|Assert||دفاع و حمایت کردن|
|Concur||هم رای بودن|
|Embody||در بر داشتن|
|Relinquish||ول کردن، چشم پوشیدن|
- n. ambiguity
- adj. ambiguously
- adj. unclear meaning; something that can be understood in more than one way
- syn. vague
The men received an ambiguous message from their boss.
Her letter was full of ambiguities.
- adv. arbitrarily
- n. arbitrariness
- adj. an action or decision made with little thought
- syn. haphazard
Her choice of clothing seemed arbitrary.
The teacher arbitrarily decided to give the class a test.
- adv. assertively
- n. assertiveness
- n. assertion
- n. assertive
- v. to express or defend oneself strongly; to state positively
- syn. declare
The government asserted its control over the banking system.
The company president is an assertive individual.
- v. astound
- adv. astoundingly
- adj. very surprising
- syn. astonishing
The scientists made an astounding discovery.
The fans were astounded by their team’s success.
- adv. astutely
- n. astuteness
- adj. very intelligent, smart, clever
- syn. perceptive
He was an astute worker, finishing in half the time it took the others to finish.
They astutely determined that there would be no chance to finish on time.
- n. concurrence
- v. to have the same opinion or draw the same conclusion
- syn. agree
The director concurred with the conclusions of the committee’s report.
Do you concur with the details of the business plan?
- adj. deceptive
- v. deceive
- n. deception
- adv. making something appear true or good when it is false or bad
- syn. misleadingly
The magician deceptively made the rabbit disappear.
Bahram deceived Ali about the cost of the coat.
- n. designator
- n. designation
- v. to specify or select to do a task; to indicate
- syn. assign
Mr. Zandi designated the secretary to represent him at the meeting.
The designated driver drove everyone home after the party.
- n. determination
- v. determine
- adj. strong in one’s opinion, firm in conviction, to find out
- syn. resolute
They were determined to go to graduate school.
The judge determined that the man was lying.
- n. elicitation
- v. to get the facts or draw out the truth
- syn. extract
A lawyer will elicit all the facts necessary to prove her case.
Elicitation of the truth can be difficult at times.
- n. embodiment
- v. to be a good example of a concept or idea
- syn. exemplify
The constitution is an embodiment of Iranian ideals.
Elham embodies all of the qualities of a good leader.
- n. instigator

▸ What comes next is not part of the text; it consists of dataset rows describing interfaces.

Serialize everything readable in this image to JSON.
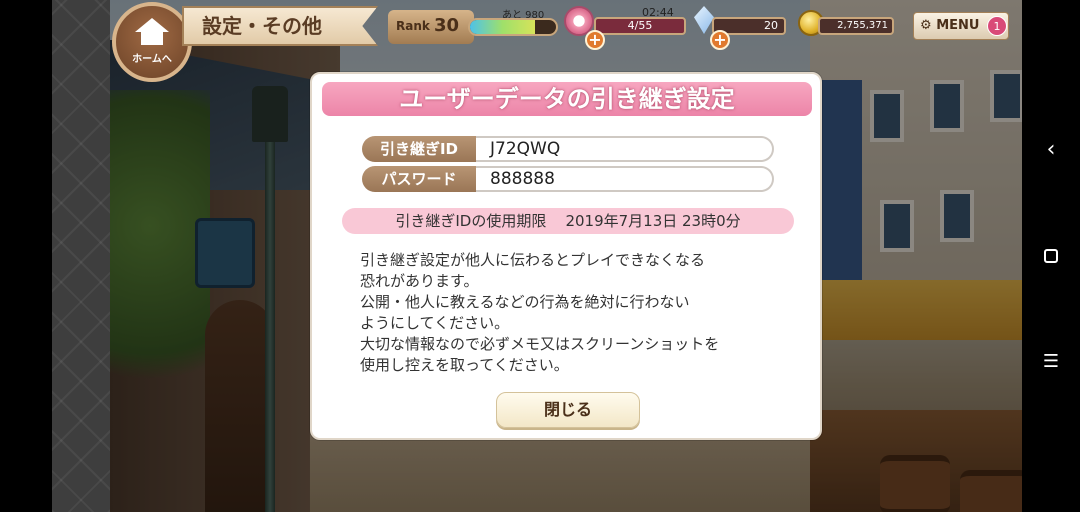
{
  "hud": {
    "home_label": "ホームへ",
    "screen_title": "設定・その他",
    "rank_label": "Rank",
    "rank_value": "30",
    "exp_next_label": "あと 980",
    "exp_progress": 0.75,
    "stamina_timer": "02:44",
    "stamina_value": "4/55",
    "gem_value": "20",
    "coin_value": "2,755,371",
    "menu_label": "MENU",
    "menu_badge": "1"
  },
  "dialog": {
    "title": "ユーザーデータの引き継ぎ設定",
    "fields": [
      {
        "label": "引き継ぎID",
        "value": "J72QWQ"
      },
      {
        "label": "パスワード",
        "value": "888888"
      }
    ],
    "expiry_label": "引き継ぎIDの使用期限",
    "expiry_value": "2019年7月13日 23時0分",
    "warning_lines": [
      "引き継ぎ設定が他人に伝わるとプレイできなくなる",
      "恐れがあります。",
      "公開・他人に教えるなどの行為を絶対に行わない",
      "ようにしてください。",
      "大切な情報なので必ずメモ又はスクリーンショットを",
      "使用し控えを取ってください。"
    ],
    "close_label": "閉じる"
  },
  "nav": {
    "back_icon": "chevron-left",
    "home_icon": "square",
    "menu_icon": "hamburger"
  }
}
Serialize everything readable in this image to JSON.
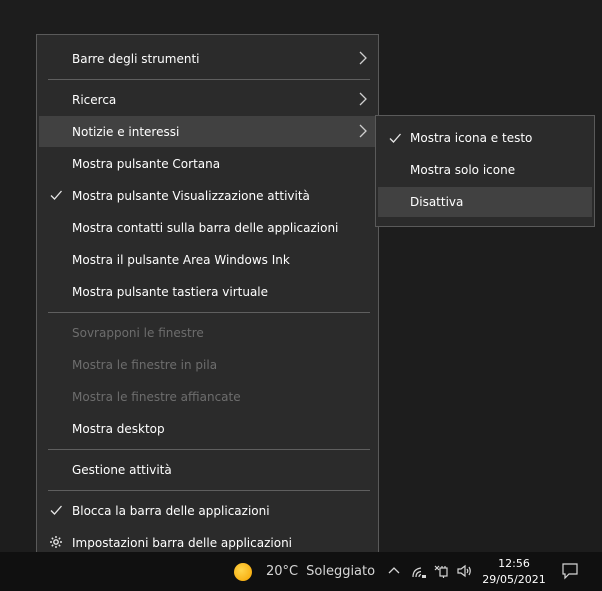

- adj. instigative
- v. to cause a conflict or argument
- syn. initiate
No one knew who had instigated the demonstration.
Dissatisfaction with government policies instigated the revolution.
- n. mundanity
- adv. mundanely
- adj. common or routine
- syn. ordinary
The student’s mundane summer job frustrated her.
His mother asked him to do all the mundane household chores.
- n. petition
- v. to make a request
- syn. appeal
Iran petitioned the United Nations to consider its case.
The student’s petition was denied.
- n. relinquishment
- v. to give up control
- syn. abdicate
The troubled executive relinquished her control of the company.
The relinquishment of his claim to the building will allow the building to be sold.
- n. resilience
- adv. resiliently
- adj. strong enough to recover from difficulty or disease
- syn. tenacious
She has a resilient personality and will soon feel better.
The doctor was surprised by his patient’s resilience.
- adv. temptingly
- n. temptation
- adj. tempting
- v. to make it attractive to do something, usually something not good
- syn. entice
The idea of getting rich quickly tempted him to invest his life savings.
Desserts are more tempting when one is on a diet.